WHAT TO PRODUCE:
The records below need to be set down again exactly; their images stay out.

RECORDS SUPPLIED:
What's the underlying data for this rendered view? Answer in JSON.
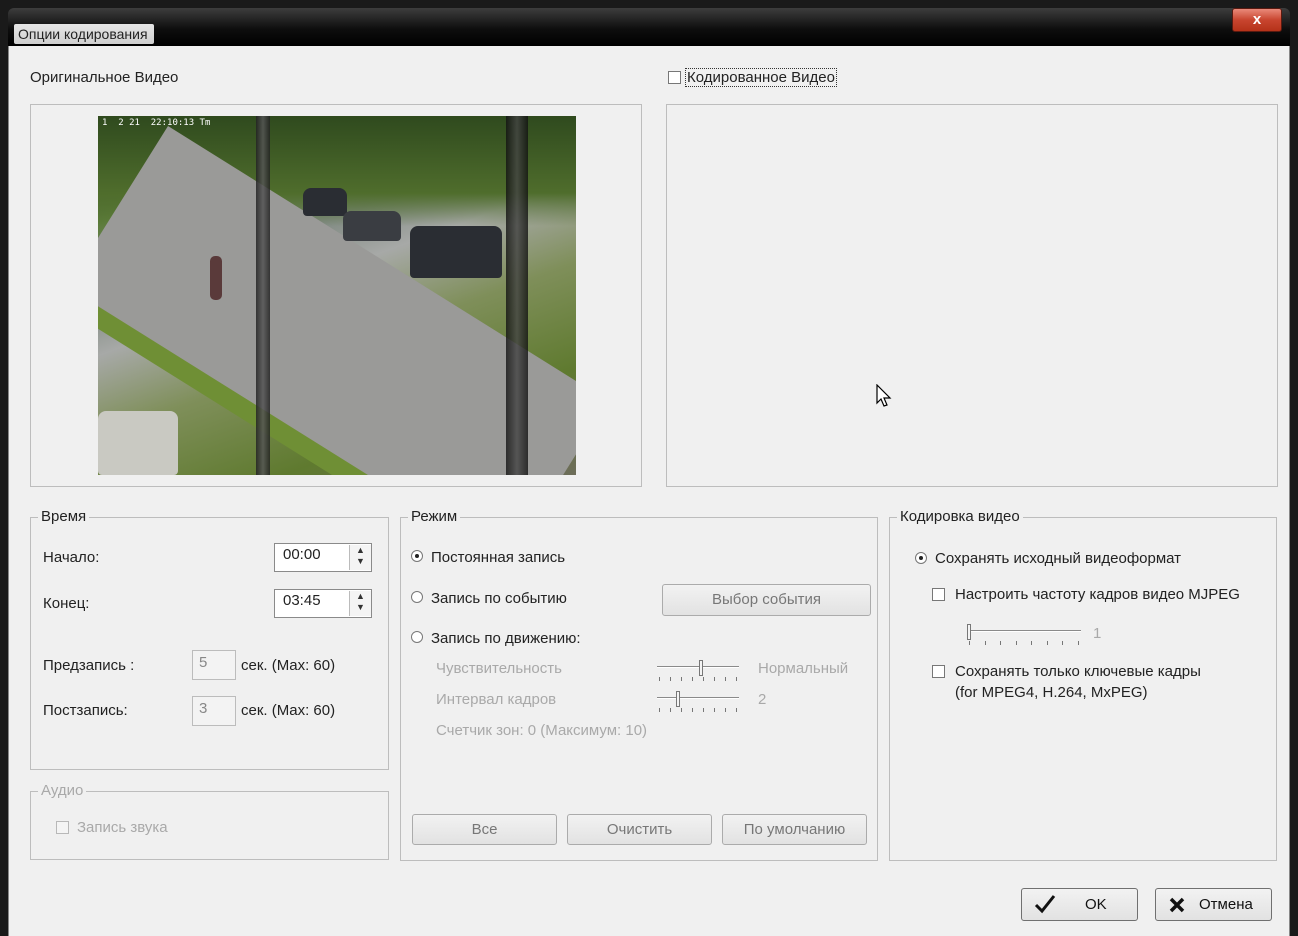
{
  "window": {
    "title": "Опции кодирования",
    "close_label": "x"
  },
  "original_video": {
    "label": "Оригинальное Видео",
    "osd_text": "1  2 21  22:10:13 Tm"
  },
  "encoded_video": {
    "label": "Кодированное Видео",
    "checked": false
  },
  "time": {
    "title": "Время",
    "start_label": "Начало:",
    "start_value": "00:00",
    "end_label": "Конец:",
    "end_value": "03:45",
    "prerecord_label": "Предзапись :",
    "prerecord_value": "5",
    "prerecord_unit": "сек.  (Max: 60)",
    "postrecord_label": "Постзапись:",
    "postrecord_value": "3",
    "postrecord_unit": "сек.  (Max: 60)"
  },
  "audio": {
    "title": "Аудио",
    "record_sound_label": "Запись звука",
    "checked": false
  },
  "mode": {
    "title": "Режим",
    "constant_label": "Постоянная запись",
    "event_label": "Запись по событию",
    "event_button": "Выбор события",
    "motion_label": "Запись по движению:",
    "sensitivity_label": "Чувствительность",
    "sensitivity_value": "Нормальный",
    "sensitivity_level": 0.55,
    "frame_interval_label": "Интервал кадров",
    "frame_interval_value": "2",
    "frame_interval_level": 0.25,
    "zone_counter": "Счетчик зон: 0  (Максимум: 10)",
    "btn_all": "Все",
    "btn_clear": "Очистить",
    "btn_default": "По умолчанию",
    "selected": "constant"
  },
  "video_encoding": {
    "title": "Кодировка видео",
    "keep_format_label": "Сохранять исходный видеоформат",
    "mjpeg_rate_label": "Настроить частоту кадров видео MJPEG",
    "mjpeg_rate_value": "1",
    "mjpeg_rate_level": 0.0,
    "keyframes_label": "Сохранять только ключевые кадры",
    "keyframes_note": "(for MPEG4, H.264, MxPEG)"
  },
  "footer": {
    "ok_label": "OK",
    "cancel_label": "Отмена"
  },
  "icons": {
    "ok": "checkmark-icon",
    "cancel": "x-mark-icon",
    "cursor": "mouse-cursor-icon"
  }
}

SOLUTION FOR THIS TASK:
What's the underlying data for this rendered view? Answer in JSON.
{
  "window": {
    "title": "Опции кодирования",
    "close_label": "x"
  },
  "original_video": {
    "label": "Оригинальное Видео",
    "osd_text": "1  2 21  22:10:13 Tm"
  },
  "encoded_video": {
    "label": "Кодированное Видео",
    "checked": false
  },
  "time": {
    "title": "Время",
    "start_label": "Начало:",
    "start_value": "00:00",
    "end_label": "Конец:",
    "end_value": "03:45",
    "prerecord_label": "Предзапись :",
    "prerecord_value": "5",
    "prerecord_unit": "сек.  (Max: 60)",
    "postrecord_label": "Постзапись:",
    "postrecord_value": "3",
    "postrecord_unit": "сек.  (Max: 60)"
  },
  "audio": {
    "title": "Аудио",
    "record_sound_label": "Запись звука",
    "checked": false
  },
  "mode": {
    "title": "Режим",
    "constant_label": "Постоянная запись",
    "event_label": "Запись по событию",
    "event_button": "Выбор события",
    "motion_label": "Запись по движению:",
    "sensitivity_label": "Чувствительность",
    "sensitivity_value": "Нормальный",
    "sensitivity_level": 0.55,
    "frame_interval_label": "Интервал кадров",
    "frame_interval_value": "2",
    "frame_interval_level": 0.25,
    "zone_counter": "Счетчик зон: 0  (Максимум: 10)",
    "btn_all": "Все",
    "btn_clear": "Очистить",
    "btn_default": "По умолчанию",
    "selected": "constant"
  },
  "video_encoding": {
    "title": "Кодировка видео",
    "keep_format_label": "Сохранять исходный видеоформат",
    "mjpeg_rate_label": "Настроить частоту кадров видео MJPEG",
    "mjpeg_rate_value": "1",
    "mjpeg_rate_level": 0.0,
    "keyframes_label": "Сохранять только ключевые кадры",
    "keyframes_note": "(for MPEG4, H.264, MxPEG)"
  },
  "footer": {
    "ok_label": "OK",
    "cancel_label": "Отмена"
  },
  "icons": {
    "ok": "checkmark-icon",
    "cancel": "x-mark-icon",
    "cursor": "mouse-cursor-icon"
  }
}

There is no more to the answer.